* What needs to be done
All that is needed is the listing, given back exactly.

* Data extracts
----------------

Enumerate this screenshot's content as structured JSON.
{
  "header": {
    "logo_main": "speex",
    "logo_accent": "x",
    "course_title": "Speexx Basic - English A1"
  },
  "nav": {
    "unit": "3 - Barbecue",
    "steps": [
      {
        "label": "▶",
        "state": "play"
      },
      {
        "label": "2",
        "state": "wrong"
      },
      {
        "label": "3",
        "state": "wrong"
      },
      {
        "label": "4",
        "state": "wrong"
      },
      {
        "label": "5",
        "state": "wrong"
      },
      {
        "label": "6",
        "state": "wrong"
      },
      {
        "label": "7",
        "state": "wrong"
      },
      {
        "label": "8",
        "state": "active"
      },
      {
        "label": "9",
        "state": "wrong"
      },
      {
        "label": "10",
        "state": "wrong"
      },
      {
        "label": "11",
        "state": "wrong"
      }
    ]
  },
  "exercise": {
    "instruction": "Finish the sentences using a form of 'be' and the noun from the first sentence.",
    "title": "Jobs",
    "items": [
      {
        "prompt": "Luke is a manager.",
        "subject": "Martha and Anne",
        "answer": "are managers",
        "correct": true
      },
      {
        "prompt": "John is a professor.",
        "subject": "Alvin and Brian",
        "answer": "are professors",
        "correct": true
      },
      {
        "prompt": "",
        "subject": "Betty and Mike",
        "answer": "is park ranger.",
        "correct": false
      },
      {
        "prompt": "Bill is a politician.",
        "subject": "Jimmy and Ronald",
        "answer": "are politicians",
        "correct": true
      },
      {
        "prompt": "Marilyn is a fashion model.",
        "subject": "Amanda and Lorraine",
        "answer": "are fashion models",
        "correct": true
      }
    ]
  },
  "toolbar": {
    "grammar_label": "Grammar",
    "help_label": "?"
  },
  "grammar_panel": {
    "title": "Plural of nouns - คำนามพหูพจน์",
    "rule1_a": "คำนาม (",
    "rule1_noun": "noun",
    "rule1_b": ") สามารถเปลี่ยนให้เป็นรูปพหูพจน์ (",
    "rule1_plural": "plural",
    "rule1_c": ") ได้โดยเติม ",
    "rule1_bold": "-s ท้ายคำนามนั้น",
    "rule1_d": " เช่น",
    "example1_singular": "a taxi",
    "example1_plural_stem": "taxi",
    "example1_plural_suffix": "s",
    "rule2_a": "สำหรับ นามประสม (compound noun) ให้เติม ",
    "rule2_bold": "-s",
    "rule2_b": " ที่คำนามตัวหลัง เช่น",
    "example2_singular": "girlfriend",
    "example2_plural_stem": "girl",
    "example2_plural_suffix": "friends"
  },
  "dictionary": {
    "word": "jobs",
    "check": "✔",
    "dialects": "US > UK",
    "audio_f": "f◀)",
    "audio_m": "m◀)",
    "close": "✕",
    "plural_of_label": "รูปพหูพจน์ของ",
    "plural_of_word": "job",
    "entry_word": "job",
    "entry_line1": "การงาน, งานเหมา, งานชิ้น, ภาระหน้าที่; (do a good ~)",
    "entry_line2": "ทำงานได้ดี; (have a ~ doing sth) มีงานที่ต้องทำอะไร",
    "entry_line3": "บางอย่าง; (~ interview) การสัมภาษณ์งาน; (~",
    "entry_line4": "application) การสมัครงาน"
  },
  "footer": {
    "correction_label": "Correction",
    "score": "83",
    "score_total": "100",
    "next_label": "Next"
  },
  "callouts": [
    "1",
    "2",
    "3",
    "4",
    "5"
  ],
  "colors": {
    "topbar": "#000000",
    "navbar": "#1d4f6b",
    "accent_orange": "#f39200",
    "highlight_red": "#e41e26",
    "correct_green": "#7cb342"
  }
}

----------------

* Result of the task
Enumerate this screenshot's content as structured JSON.
{
  "header": {
    "logo_main": "speex",
    "logo_accent": "x",
    "course_title": "Speexx Basic - English A1"
  },
  "nav": {
    "unit": "3 - Barbecue",
    "steps": [
      {
        "label": "▶",
        "state": "play"
      },
      {
        "label": "2",
        "state": "wrong"
      },
      {
        "label": "3",
        "state": "wrong"
      },
      {
        "label": "4",
        "state": "wrong"
      },
      {
        "label": "5",
        "state": "wrong"
      },
      {
        "label": "6",
        "state": "wrong"
      },
      {
        "label": "7",
        "state": "wrong"
      },
      {
        "label": "8",
        "state": "active"
      },
      {
        "label": "9",
        "state": "wrong"
      },
      {
        "label": "10",
        "state": "wrong"
      },
      {
        "label": "11",
        "state": "wrong"
      }
    ]
  },
  "exercise": {
    "instruction": "Finish the sentences using a form of 'be' and the noun from the first sentence.",
    "title": "Jobs",
    "items": [
      {
        "prompt": "Luke is a manager.",
        "subject": "Martha and Anne",
        "answer": "are managers",
        "correct": true
      },
      {
        "prompt": "John is a professor.",
        "subject": "Alvin and Brian",
        "answer": "are professors",
        "correct": true
      },
      {
        "prompt": "",
        "subject": "Betty and Mike",
        "answer": "is park ranger.",
        "correct": false
      },
      {
        "prompt": "Bill is a politician.",
        "subject": "Jimmy and Ronald",
        "answer": "are politicians",
        "correct": true
      },
      {
        "prompt": "Marilyn is a fashion model.",
        "subject": "Amanda and Lorraine",
        "answer": "are fashion models",
        "correct": true
      }
    ]
  },
  "toolbar": {
    "grammar_label": "Grammar",
    "help_label": "?"
  },
  "grammar_panel": {
    "title": "Plural of nouns - คำนามพหูพจน์",
    "rule1_a": "คำนาม (",
    "rule1_noun": "noun",
    "rule1_b": ") สามารถเปลี่ยนให้เป็นรูปพหูพจน์ (",
    "rule1_plural": "plural",
    "rule1_c": ") ได้โดยเติม ",
    "rule1_bold": "-s ท้ายคำนามนั้น",
    "rule1_d": " เช่น",
    "example1_singular": "a taxi",
    "example1_plural_stem": "taxi",
    "example1_plural_suffix": "s",
    "rule2_a": "สำหรับ นามประสม (compound noun) ให้เติม ",
    "rule2_bold": "-s",
    "rule2_b": " ที่คำนามตัวหลัง เช่น",
    "example2_singular": "girlfriend",
    "example2_plural_stem": "girl",
    "example2_plural_suffix": "friends"
  },
  "dictionary": {
    "word": "jobs",
    "check": "✔",
    "dialects": "US > UK",
    "audio_f": "f◀)",
    "audio_m": "m◀)",
    "close": "✕",
    "plural_of_label": "รูปพหูพจน์ของ",
    "plural_of_word": "job",
    "entry_word": "job",
    "entry_line1": "การงาน, งานเหมา, งานชิ้น, ภาระหน้าที่; (do a good ~)",
    "entry_line2": "ทำงานได้ดี; (have a ~ doing sth) มีงานที่ต้องทำอะไร",
    "entry_line3": "บางอย่าง; (~ interview) การสัมภาษณ์งาน; (~",
    "entry_line4": "application) การสมัครงาน"
  },
  "footer": {
    "correction_label": "Correction",
    "score": "83",
    "score_total": "100",
    "next_label": "Next"
  },
  "callouts": [
    "1",
    "2",
    "3",
    "4",
    "5"
  ],
  "colors": {
    "topbar": "#000000",
    "navbar": "#1d4f6b",
    "accent_orange": "#f39200",
    "highlight_red": "#e41e26",
    "correct_green": "#7cb342"
  }
}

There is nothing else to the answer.